Love, Loss and Pain

The family from China chose to settle in Singapore with hopes of a better life.

He got a job here, and his wife and elder daughter joined him later.

In 2002, their second daughter was born.

The family was granted citizenship the following year.

But 15 years after Mr Bao Xiaoming, 49, arrived in Singapore, their dreams were shattered.

At 7.17am on April 15, his wife, Madam He Xuejing, 45, and their younger daughter, Bao Peiqin, eight, were found lying on the grass patch behind Block 290B, Bukit Batok Street 24, where they live.

Witnesses said Madam He, a housewife, was motionless, but young Peiqin, a pupil at the nearby Keming Primary School, was gasping for air.

When the ambulance arrived at 7.46am, Peiqin had stopped breathing.

Paramedics pronounced mother and child dead at 7.52am.

At a coroner's inquiry yesterday, it was concluded that Madam He jumped out of her unit's window with the intention of ending her life.

It was also established that Madam He was carrying her daughter as she jumped.

Said State Coroner Imran Abdul Hamid, referring to the young girl: "Madam He unlawfully caused her death."

What caused Madam He to leap out of the window of their 12th storey flat remains unclear.

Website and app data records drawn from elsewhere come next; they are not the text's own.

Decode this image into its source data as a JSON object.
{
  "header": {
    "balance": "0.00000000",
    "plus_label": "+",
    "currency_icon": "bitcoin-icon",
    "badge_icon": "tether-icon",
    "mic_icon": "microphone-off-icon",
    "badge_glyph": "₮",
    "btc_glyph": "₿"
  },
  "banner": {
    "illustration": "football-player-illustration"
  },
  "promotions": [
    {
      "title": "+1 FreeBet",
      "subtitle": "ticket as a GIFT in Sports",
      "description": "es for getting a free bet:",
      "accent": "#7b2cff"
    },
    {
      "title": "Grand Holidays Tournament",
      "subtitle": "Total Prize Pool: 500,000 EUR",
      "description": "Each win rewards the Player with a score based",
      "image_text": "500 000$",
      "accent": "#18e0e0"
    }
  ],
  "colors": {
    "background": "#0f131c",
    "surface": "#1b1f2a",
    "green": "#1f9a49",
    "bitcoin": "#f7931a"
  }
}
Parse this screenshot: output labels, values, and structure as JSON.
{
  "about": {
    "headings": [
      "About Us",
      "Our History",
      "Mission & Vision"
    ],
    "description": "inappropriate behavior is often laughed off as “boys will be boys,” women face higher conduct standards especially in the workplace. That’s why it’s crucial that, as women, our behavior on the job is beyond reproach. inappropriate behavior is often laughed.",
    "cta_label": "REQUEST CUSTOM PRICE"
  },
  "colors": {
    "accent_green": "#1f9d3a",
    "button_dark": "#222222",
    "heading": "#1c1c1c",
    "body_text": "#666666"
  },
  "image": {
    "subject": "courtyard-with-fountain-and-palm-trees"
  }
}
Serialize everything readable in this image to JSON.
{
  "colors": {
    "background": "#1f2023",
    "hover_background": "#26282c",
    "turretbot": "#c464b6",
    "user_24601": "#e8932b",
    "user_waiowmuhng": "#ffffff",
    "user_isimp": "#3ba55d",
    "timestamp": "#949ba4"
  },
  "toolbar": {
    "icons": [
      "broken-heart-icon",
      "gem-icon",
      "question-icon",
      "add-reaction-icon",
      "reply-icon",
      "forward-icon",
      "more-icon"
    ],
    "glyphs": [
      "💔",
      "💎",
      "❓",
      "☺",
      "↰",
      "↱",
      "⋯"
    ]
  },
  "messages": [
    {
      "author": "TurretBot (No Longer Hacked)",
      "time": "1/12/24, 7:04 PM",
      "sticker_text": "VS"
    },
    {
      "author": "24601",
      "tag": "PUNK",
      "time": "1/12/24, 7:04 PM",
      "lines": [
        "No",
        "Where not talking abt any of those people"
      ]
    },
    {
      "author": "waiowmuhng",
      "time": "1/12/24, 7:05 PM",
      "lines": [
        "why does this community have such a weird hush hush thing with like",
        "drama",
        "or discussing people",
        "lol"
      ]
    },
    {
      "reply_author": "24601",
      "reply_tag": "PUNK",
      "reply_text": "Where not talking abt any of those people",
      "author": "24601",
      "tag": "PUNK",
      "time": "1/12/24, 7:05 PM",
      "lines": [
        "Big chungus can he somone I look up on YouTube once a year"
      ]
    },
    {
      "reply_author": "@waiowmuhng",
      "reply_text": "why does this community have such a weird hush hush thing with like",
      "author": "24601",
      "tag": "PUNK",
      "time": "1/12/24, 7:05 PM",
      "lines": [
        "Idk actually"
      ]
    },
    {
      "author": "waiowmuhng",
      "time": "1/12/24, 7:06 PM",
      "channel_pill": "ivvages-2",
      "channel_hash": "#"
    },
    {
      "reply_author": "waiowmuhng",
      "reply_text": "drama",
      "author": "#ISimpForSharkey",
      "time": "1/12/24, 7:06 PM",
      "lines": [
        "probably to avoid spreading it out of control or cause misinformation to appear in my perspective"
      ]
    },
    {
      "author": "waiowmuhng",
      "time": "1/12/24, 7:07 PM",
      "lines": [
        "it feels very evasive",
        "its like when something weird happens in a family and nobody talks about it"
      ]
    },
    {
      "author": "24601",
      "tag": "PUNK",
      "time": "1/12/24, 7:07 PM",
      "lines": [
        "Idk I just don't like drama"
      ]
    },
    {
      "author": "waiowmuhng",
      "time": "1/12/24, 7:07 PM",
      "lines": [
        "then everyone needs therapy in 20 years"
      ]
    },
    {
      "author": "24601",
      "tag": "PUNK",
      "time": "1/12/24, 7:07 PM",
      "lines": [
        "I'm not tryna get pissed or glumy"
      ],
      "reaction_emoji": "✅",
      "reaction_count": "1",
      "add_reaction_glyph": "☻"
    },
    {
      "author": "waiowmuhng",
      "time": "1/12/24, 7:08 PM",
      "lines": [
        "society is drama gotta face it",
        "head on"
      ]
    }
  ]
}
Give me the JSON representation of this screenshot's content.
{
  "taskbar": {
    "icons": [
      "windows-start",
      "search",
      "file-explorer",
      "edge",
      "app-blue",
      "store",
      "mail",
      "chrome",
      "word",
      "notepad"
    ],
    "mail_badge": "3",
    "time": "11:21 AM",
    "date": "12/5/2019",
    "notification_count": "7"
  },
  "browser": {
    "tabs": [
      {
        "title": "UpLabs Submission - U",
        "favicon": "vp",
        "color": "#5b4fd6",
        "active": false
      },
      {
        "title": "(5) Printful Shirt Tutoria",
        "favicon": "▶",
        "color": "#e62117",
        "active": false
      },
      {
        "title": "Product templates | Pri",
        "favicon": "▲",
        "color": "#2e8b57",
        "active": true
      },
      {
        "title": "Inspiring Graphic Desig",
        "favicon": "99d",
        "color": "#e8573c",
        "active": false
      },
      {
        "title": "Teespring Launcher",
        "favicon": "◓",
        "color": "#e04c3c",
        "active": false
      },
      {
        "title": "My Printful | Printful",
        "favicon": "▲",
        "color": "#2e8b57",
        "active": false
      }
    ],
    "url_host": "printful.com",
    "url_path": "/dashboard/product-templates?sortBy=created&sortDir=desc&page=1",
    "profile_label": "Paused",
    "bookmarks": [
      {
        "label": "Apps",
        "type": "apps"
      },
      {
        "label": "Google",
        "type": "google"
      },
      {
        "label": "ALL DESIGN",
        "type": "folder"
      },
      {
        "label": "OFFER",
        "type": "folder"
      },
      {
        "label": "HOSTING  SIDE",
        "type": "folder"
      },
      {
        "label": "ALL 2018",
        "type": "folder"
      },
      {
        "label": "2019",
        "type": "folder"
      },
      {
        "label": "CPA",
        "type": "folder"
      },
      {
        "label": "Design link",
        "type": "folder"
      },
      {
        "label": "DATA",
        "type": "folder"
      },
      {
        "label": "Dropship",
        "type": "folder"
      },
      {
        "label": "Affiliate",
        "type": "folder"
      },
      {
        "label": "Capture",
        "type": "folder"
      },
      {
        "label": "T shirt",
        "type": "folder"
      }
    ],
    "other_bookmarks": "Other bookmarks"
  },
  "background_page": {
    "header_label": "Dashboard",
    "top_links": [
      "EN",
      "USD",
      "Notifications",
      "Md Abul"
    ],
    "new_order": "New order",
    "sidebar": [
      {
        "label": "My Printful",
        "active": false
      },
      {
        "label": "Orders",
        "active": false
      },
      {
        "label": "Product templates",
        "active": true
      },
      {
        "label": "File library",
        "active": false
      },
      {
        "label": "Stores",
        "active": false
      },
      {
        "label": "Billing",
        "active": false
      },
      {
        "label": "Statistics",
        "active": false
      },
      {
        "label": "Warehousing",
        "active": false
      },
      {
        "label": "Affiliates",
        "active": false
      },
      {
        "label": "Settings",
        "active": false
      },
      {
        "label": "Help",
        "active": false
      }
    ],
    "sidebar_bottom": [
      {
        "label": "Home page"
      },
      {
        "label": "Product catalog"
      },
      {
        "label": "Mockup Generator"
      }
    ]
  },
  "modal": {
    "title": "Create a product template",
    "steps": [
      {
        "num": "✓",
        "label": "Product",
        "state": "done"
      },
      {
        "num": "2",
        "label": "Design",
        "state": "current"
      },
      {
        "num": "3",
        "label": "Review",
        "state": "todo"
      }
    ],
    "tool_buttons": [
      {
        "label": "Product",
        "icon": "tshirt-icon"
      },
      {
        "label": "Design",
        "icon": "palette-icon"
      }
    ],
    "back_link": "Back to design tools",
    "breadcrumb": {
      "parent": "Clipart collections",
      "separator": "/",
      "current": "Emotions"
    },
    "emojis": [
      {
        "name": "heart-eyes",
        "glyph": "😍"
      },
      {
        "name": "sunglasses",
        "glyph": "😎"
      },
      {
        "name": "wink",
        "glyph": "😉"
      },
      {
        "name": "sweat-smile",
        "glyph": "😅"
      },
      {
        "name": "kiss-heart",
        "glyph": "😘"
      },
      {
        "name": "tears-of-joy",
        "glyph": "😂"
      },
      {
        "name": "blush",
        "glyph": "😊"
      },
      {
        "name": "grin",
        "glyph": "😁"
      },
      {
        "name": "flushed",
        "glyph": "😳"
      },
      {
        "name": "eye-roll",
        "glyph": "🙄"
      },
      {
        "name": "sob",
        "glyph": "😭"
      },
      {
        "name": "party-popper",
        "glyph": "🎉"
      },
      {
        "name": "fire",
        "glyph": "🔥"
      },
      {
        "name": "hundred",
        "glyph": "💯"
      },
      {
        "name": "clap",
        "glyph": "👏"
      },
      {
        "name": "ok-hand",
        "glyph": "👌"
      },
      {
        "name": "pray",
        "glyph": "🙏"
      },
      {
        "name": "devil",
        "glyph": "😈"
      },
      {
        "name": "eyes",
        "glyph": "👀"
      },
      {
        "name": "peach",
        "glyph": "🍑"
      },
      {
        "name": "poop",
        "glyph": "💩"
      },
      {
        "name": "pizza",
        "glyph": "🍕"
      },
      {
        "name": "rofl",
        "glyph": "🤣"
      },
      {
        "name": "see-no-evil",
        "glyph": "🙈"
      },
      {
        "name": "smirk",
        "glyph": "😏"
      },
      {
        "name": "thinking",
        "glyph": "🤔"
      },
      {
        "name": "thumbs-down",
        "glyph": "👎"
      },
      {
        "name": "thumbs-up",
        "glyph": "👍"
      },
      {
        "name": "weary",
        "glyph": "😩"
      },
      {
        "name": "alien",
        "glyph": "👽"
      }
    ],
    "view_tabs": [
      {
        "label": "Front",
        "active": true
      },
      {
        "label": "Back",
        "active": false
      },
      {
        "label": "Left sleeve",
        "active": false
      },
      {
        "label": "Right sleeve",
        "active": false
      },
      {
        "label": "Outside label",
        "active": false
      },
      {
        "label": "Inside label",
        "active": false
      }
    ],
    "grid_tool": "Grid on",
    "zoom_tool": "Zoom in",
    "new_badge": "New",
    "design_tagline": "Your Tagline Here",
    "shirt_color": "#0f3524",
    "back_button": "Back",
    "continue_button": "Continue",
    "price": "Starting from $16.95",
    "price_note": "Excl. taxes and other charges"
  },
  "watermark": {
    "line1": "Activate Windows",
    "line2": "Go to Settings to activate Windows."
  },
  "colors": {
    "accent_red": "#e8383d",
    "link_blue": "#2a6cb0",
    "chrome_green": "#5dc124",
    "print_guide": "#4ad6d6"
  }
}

What is certain is that Madam He loved her family very much.

She left three handwritten letters addressed to her husband, her elder daughter, Bao Peijia, 15, and her parents on a cabinet in Peiqin's bedroom.

The letters were dated April 12.

She started each letter by saying that she loved the person it was addressed to.

In the first, addressed to Mr Bao, Madam He wrote about their love and asked him to take care of himself and Peijia, whom she refers to as Jia Jia.

She also wrote in Mandarin: "I am about to leave with your beloved daughter Qin Qin. I have failed you. I have failed Qin Qin even more...

"I cannot bear to leave you. I love you very much and you are my true love."

She ended her letter with a request to be buried with her husband when he dies, signing off as "your wife who loves you deeply".

In her letter to Peijia, Madam He praised the Secondary 4 student, saying she was obedient and considerate.

She also encouraged her, saying that with the help of family members and psychological counselling, Peijia can "gradually walk out of the pain".

To her parents, Madam He asked that they take care of their health and thanked them for giving her a happy family. She also thanked them for respecting her decision to move to Singapore.

On the fateful morning of April 15, Mr Bao took Peijia to school before heading to a company function at Sentosa.

Before he left at about 6.50am, he asked Madam He if Peiqin was well enough to attend school as the latter had been down with a viral fever since April 13.

When Madam He said she felt that Peiqin was still unwell, Mr Bao checked in on his sleeping daughter before leaving. He rushed home after the police contacted him and sat by the grass patch where his wife and daughter lay.

Police investigations showed that Peiqin's bedroom windows were the only ones open in the three-bedroom executive apartment, and that a black chair was found beside the open window.

A pair of pink slippers, which Mr Bao later confirmed to be his wife's, was left next to the chair.

When contacted yesterday afternoon, Mr Bao declined to comment.

Mr Bao, a researcher at the A*Star Institute for Infocomm Research, arrived in Singapore in 1995 and got his employment pass in January 1996.

Madam He arrived the same year, leaving Peijia in the care of Madam He's parents in China. Peijia came over in 1999, and the family moved into their current flat in December last year.

No unhappiness

Even though Mr Bao told investigating officers that there was no unhappiness, quarrels or problems within the family, he said Madam He became more agitated over seemingly trivial matters late last year.

He also said Madam He frequently spoke of their behaviours and mannerisms, saying they did not assimilate into local culture.

That was unlike their initial years in Singapore, when Madam He was very positive about adapting to the local lifestyle. She had even told him that she considered Singapore to be her home.

But she later began losing her enthusiasm to stay here, Mr Bao said.

Once, he recalled, Madam He deliberately did not send Peiqin to school as a test to see if the school would call to check on the girl.

When the school did not call, Madam He concluded that the school did not welcome their daughter and told Mr Bao that the child should return to China.

An autopsy showed that the cause of death for both deceased was due to multiple injuries, which is consistent with a fall from height.

This article was first published in The New Paper.